(Extracted records)
- - - - - - -

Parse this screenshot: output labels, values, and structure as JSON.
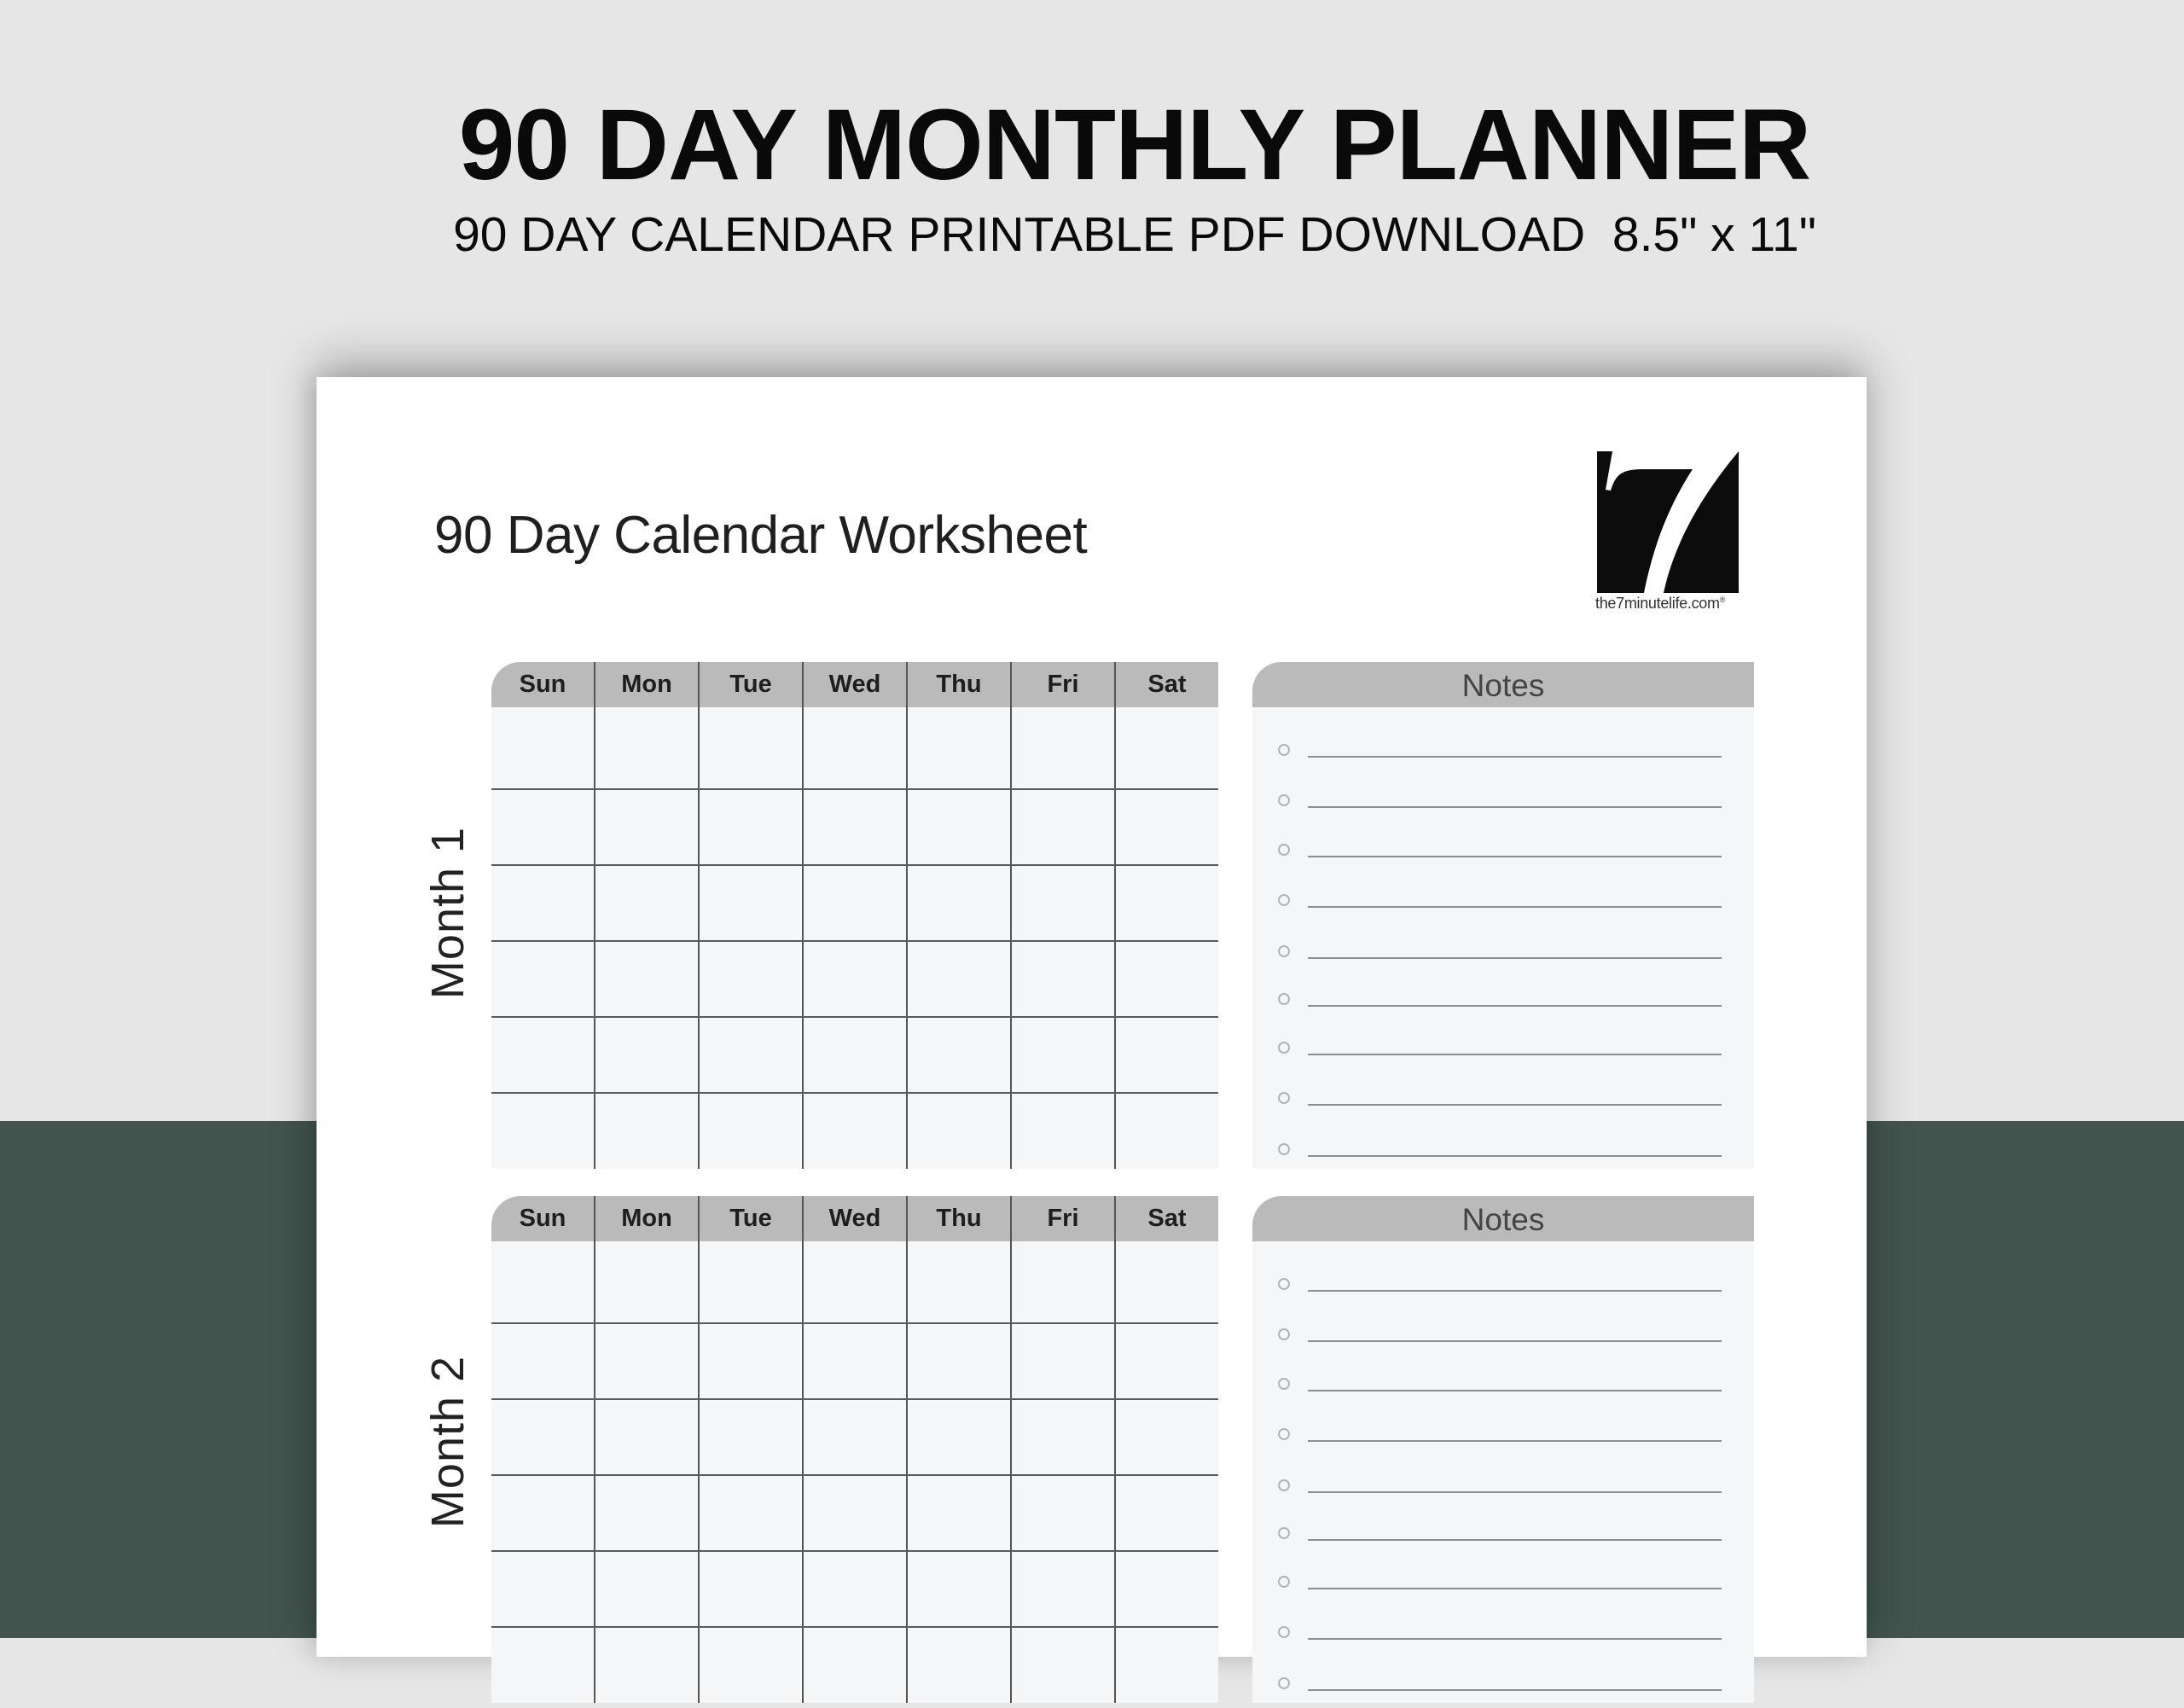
{
  "banner": {
    "title": "90 DAY MONTHLY PLANNER",
    "subtitle": "90 DAY CALENDAR PRINTABLE PDF DOWNLOAD  8.5\" x 11\""
  },
  "colors": {
    "background_light": "#e6e6e6",
    "background_green": "#43544e",
    "header_gray": "#bababa",
    "cell_background": "#f5f6f8",
    "grid_line": "#555555",
    "text_dark": "#0a0a0a"
  },
  "worksheet": {
    "title": "90 Day Calendar Worksheet",
    "logo": {
      "icon": "seven-logo-icon",
      "text": "the7minutelife.com",
      "registered_mark": "®"
    }
  },
  "weekdays": [
    "Sun",
    "Mon",
    "Tue",
    "Wed",
    "Thu",
    "Fri",
    "Sat"
  ],
  "months": [
    {
      "label": "Month 1",
      "rows": 6,
      "notes_header": "Notes",
      "note_lines": 9
    },
    {
      "label": "Month 2",
      "rows": 6,
      "notes_header": "Notes",
      "note_lines": 9
    }
  ]
}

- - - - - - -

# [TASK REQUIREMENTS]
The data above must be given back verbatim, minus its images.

# [SOLUTION]
Parse this screenshot: output labels, values, and structure as JSON.
{
  "banner": {
    "title": "90 DAY MONTHLY PLANNER",
    "subtitle": "90 DAY CALENDAR PRINTABLE PDF DOWNLOAD  8.5\" x 11\""
  },
  "colors": {
    "background_light": "#e6e6e6",
    "background_green": "#43544e",
    "header_gray": "#bababa",
    "cell_background": "#f5f6f8",
    "grid_line": "#555555",
    "text_dark": "#0a0a0a"
  },
  "worksheet": {
    "title": "90 Day Calendar Worksheet",
    "logo": {
      "icon": "seven-logo-icon",
      "text": "the7minutelife.com",
      "registered_mark": "®"
    }
  },
  "weekdays": [
    "Sun",
    "Mon",
    "Tue",
    "Wed",
    "Thu",
    "Fri",
    "Sat"
  ],
  "months": [
    {
      "label": "Month 1",
      "rows": 6,
      "notes_header": "Notes",
      "note_lines": 9
    },
    {
      "label": "Month 2",
      "rows": 6,
      "notes_header": "Notes",
      "note_lines": 9
    }
  ]
}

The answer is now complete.